A Justice Department lawsuit over conditions in Alabama s prisons for men ignores progress the state has made to improve these lockups, the Department of Corrections said in response to the complaint.
An agency statement released Thursday night said officials have been working hard to hire more people to work in understaffed prisons, and noted that Gov. Kay Ivey plans to construct three large new prisons that would replace dilapidated structures.
Corrections said it disagrees with allegations made by the Trump administration, which claimed that conditions are so poor in men's prisons that they violate the Constitution's ban on cruel and unusual punishment. Justice didn't give any warning it was about to sue after “ongoing, exhaustive” negotiations, the state said.
“This move was not made in the spirit of good faith, and only serves to undermine many months of productive conversations that were moving toward a mutual resolution,” said the statement.
The federal government filed suit Wednesday claiming the state fails to protect male prisoners from inmate-on-inmate violence and excessive force at the hands of prison staff. The system is one of the most understaffed and violent in the country, and state officials are “deliberately indifferent," the suit said.
The suit asks a court to force the state to eliminate unconstitutional conditions, but doesn't detail exactly how that should be done.
A Justice Department report released last year described a culture of violence in state prisons for men, with frequent rapes, beatings and fatal stabbings at the hands of fellow prisoners, and a management system that undercounts homicides and fails to protect prisoners even when warned.

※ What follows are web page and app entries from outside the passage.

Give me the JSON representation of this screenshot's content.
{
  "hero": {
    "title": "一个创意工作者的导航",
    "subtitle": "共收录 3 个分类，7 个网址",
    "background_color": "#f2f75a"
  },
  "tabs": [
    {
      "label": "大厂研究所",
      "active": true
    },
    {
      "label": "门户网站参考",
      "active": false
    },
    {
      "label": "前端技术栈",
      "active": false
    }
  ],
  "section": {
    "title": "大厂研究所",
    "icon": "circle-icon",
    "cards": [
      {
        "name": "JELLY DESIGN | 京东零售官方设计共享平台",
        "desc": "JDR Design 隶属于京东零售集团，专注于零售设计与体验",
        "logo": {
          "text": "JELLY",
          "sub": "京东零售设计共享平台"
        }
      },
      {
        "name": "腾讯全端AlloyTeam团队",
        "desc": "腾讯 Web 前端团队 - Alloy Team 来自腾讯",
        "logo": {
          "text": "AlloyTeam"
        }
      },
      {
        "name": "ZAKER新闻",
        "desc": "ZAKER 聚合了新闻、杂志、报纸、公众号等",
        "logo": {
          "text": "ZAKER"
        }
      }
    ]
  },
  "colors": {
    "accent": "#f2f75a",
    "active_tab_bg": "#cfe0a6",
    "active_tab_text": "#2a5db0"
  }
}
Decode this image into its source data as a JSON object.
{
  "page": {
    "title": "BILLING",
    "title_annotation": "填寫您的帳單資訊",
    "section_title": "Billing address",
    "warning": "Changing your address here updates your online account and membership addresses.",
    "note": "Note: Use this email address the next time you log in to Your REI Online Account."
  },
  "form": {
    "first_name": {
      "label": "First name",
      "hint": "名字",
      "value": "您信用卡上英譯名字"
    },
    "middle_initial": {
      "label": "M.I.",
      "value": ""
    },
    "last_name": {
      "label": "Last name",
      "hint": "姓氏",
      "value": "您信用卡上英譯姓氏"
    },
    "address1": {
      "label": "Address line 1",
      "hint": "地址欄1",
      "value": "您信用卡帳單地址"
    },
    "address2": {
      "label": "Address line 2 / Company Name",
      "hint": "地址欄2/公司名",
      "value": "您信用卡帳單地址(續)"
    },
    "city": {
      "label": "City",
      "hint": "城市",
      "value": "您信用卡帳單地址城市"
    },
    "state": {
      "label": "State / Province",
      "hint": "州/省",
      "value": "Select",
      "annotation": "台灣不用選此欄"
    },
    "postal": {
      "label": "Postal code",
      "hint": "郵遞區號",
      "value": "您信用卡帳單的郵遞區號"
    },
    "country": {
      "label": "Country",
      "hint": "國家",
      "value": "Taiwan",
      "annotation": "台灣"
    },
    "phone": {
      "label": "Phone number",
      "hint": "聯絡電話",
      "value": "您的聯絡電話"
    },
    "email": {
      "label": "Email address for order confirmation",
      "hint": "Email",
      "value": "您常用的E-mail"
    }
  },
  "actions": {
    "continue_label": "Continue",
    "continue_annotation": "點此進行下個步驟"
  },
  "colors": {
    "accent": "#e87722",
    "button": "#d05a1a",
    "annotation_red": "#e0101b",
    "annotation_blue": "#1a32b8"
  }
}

The department has blamed inadequate staffing for many of the problems and said it has made “real strides” to recruit more prison workers. The Ivey administration is negotiating with companies to build three, 3,000-inmate prisons that would be leased by the state.